The Association of Southeast Asian Nations (ASEAN) will be forced to reconsider a peace plan agreed with Myanmar if its military rulers execute more prisoners, Cambodian Prime Minister Hun Sen said on Wednesday.
The 10-nation bloc, which is hosting a big international gathering this week, has pushed the Myanmar junta to follow a peace “consensus” agreed last year and has condemned its recent execution of four activists linked to a resistance movement, its first executions in decades.
“If more prisoners are executed, we will be forced to rethink…our role vis a vis ASEAN’s five-point consensus,” Hun Sen, the chair of ASEAN, said in opening the meeting of its foreign ministers.
He said ASEAN’s unity had been challenged by the Myanmar crisis, and while the peace plan had “not advanced to everyone’s wishes” there had been some progress on providing humanitarian aid.
But Hun Sen said the situation had changed dramatically and was even worse than before the peace agreement, due to the junta’s execution of the activists, which he said ASEAN states “are deeply disappointed and disturbed” by.
A senior State Department official on Wednesday said the United States was “looking what can be done to both sustain and increase the pressure” on the Myanmar generals.
U.S. Secretary of State Antony Blinken is among 27 foreign ministers set to join the ASEAN Regional Forum security meeting in Cambodia on Friday, which will also include counterparts from China, Russia, Japan, Britain and Australia.
The Myanmar junta last week defended the executions as “justice for the people”, brushing off a deluge of international condemnation.
Those activists had aided “terror acts”, it said, referring to attacks by militias fighting military rule and seeking to avenge a deadly crackdown on protests.
Myanmar is not represented at this week’s ASEAN meetings after its military declined a proposal to send a non-junta representative.

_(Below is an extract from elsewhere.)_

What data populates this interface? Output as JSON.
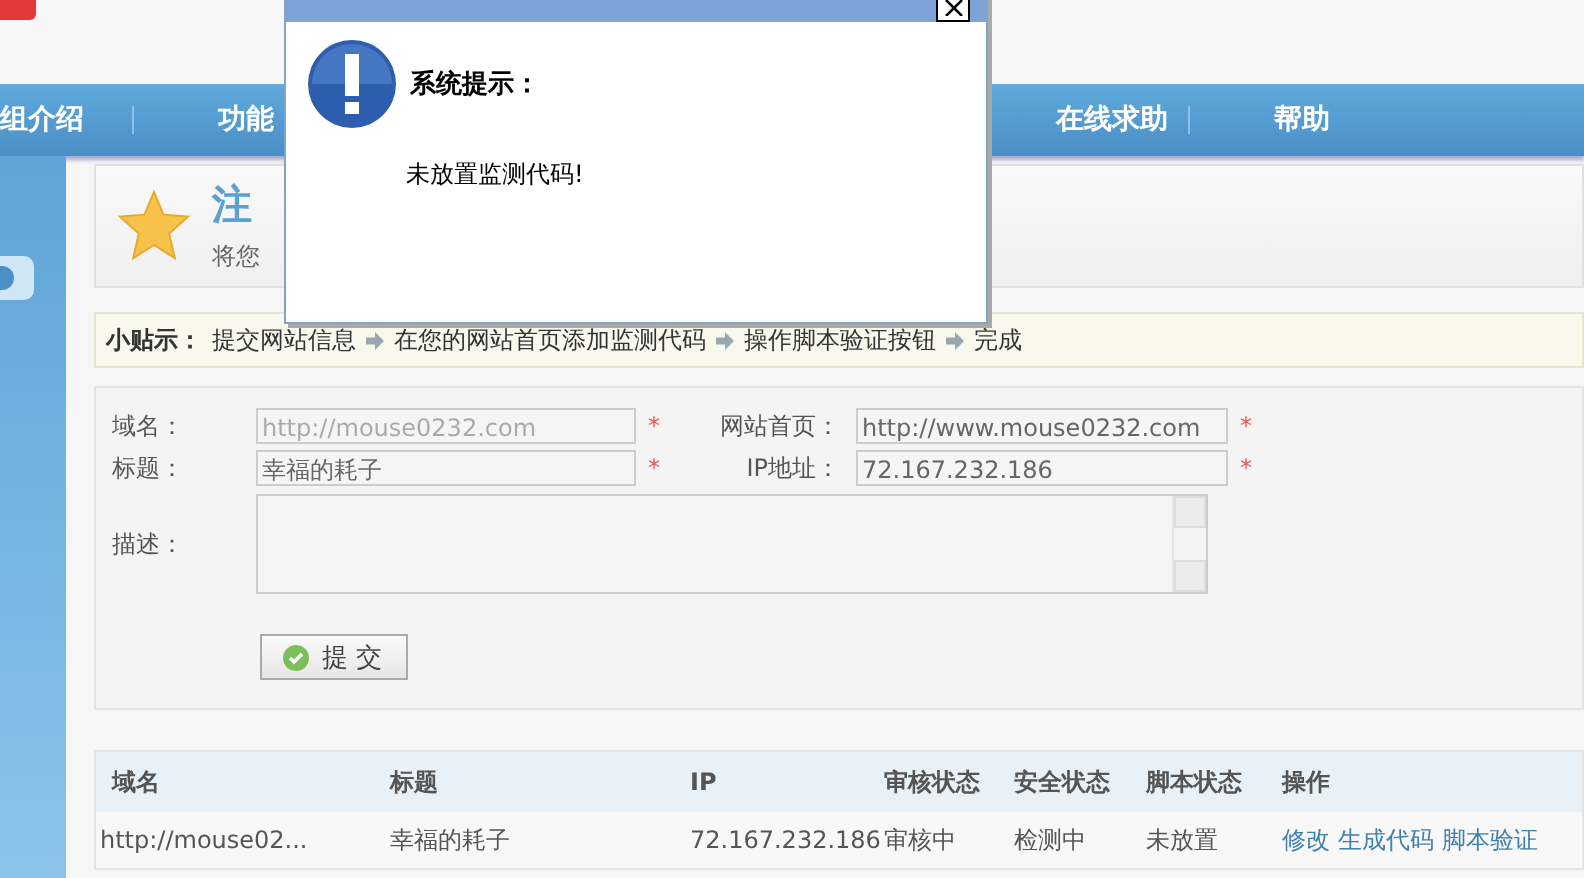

ASEAN has barred the generals until progress in the peace plan is demonstrated.
Some members of ASEAN, which has a tradition of non-interference in each other’s internal affairs, have been increasingly strident in their criticism of Myanmar.
Singapore’s foreign ministry said Myanmar had “disrespected” the peace effort, adding “without any progress on this front, further engagement with the Myanmar military authorities would be of limited value.”
Malaysian Foreign Minister Saifuddin Abdullah said the junta has been frustrating everyone in ASEAN and making a mockery of the peace agreement, which should be inclusive of its opponents.
“We regret the fact that the junta has not been cooperative,” he added.
Greg Poling, director of Southeast Asia Studies at the Washington-Center for Strategic and International Studies said the bloc was furious over the executions and “will be looking to prove that ASEAN isn’t completely neutered.”
Still, an Asian diplomat, who declined to be identified, questioned what new measures ASEAN would be prepared to take.
“The five-point consensus was useful because Myanmar had agreed to it … can you do anything without Myanmar there? Honestly, I don’t know,” said the diplomat.
ASEAN ministers voiced concern also over developments in Taiwan following the visit by U.S. house speaker, Nancy Pelosi.
“We hope that all sides will try their best to de-escalate tensions and avoid actions that may contribute to the escalation of tensions,” said Kung Phoak, Secretary of State of Cambodia’s foreign ministry.
In a separate statement, Myanmar’s foreign ministry took aim at Washington, a staunch critic of the junta, and said Pelosi’s visit was causing an escalation of regional tensions.
“Myanmar opposes any provocative actions causing instabilities in the region and attempts that aim to interfere in internal affairs of other states,” it said.